Bit of a late start this morning and a slow journey, The Black Prince chaps arrived to rescue the hire boat moored behind us, it had a 1” steel hawser attached to its propeller. They got it free quite quickly but lost it on the bed of the canal on the visitor moorings.

We only went as far as Bridge 5 where we stopped to do a shop in Asda. When we set off we met a steady stream of boats at first. It would appear there was an empty pound somewhere this morning so they had all bunched up, we found the levels much better than when we came down yesterday. Once we hit the Offerton flight our luck changed and the locks were all full. On the way down we saw Oddingley Church so thought we would stop there DSCF4074tonight for a look round, of course we couldn’t get in for a look round.

Lock 16, Offerton top lock still has its original number carved into the stone. Note the white paint to show where the steps are up to the lock side, DSCF4071these ones are well painted but most have almost have almost faded away.

On one of the lock beams there is a notice that looks as its from C&RT but I can’t imagine anyone in C&RT still having access to the old logo, let alone using it. DSCF4073My grandson got berated yesterday by some elderly lady( that’s the best I could print) from some Swan Rescue organisation for opening the top lock gates to early for me coming in. She then ranted at her male accomplice until he put food down for the swans right in the lock mouth. I did point out the error of his ways when he tried to justify her words to my Grandson. I pointed out, if it had been possible I would have done the length of the entire pound with the gates open and if she didn’t want swans in the locks it might be a good idea to feed them elsewhere, or words to that effect.

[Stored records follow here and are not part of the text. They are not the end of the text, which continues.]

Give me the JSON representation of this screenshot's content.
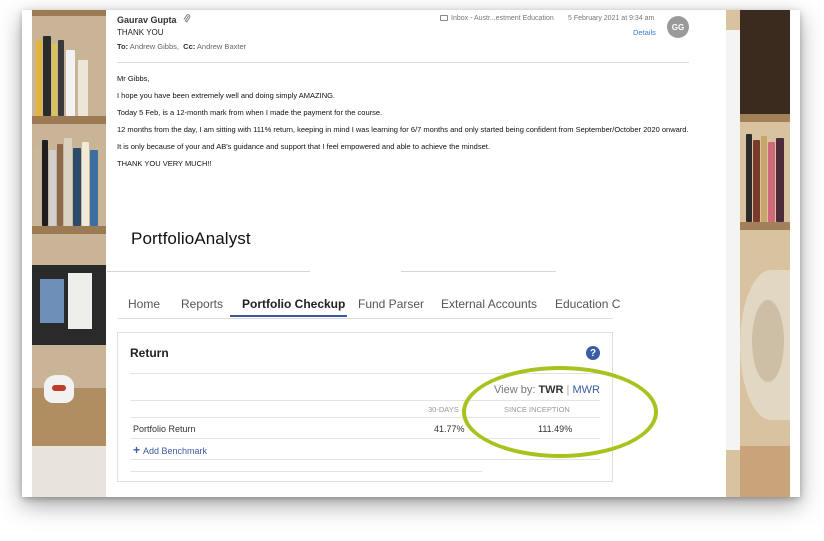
{
  "email": {
    "sender": "Gaurav Gupta",
    "subject": "THANK YOU",
    "to_label": "To:",
    "to": "Andrew Gibbs,",
    "cc_label": "Cc:",
    "cc": "Andrew Baxter",
    "mailbox": "Inbox - Austr...estment Education",
    "date": "5 February 2021 at 9:34 am",
    "details_link": "Details",
    "avatar_initials": "GG",
    "body": [
      "Mr Gibbs,",
      "I hope you have been extremely well and doing simply AMAZING.",
      "Today 5 Feb, is a 12-month mark from when I made the payment for the course.",
      "12 months from the day, I am sitting with 111% return, keeping in mind I was learning for 6/7 months and only started being confident from September/October 2020 onward.",
      "It is only because of your and AB's guidance and support that I feel empowered and able to achieve the mindset.",
      "THANK YOU VERY MUCH!!"
    ]
  },
  "portfolio": {
    "logo": "PortfolioAnalyst",
    "tabs": [
      "Home",
      "Reports",
      "Portfolio Checkup",
      "Fund Parser",
      "External Accounts",
      "Education C"
    ],
    "active_tab": "Portfolio Checkup",
    "card": {
      "title": "Return",
      "help_icon": "?",
      "view_by_label": "View by:",
      "view_twr": "TWR",
      "view_sep": "|",
      "view_mwr": "MWR",
      "col_30": "30-DAYS",
      "col_since": "SINCE INCEPTION",
      "row_label": "Portfolio Return",
      "value_30": "41.77%",
      "value_since": "111.49%",
      "add_benchmark": "Add Benchmark"
    }
  },
  "colors": {
    "accent_blue": "#3b5ba3",
    "highlight_green": "#a7c31f",
    "link_blue": "#3a7bd5"
  },
  "icons": {
    "attachment": "paperclip-icon",
    "inbox": "inbox-icon",
    "help": "help-icon",
    "add": "plus-icon"
  }
}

Today’s Travels 7 miles, 14 locks in 5 hours.map 22

Map courtesy of Waterway Routes https://www.waterwayroutes.co.uk/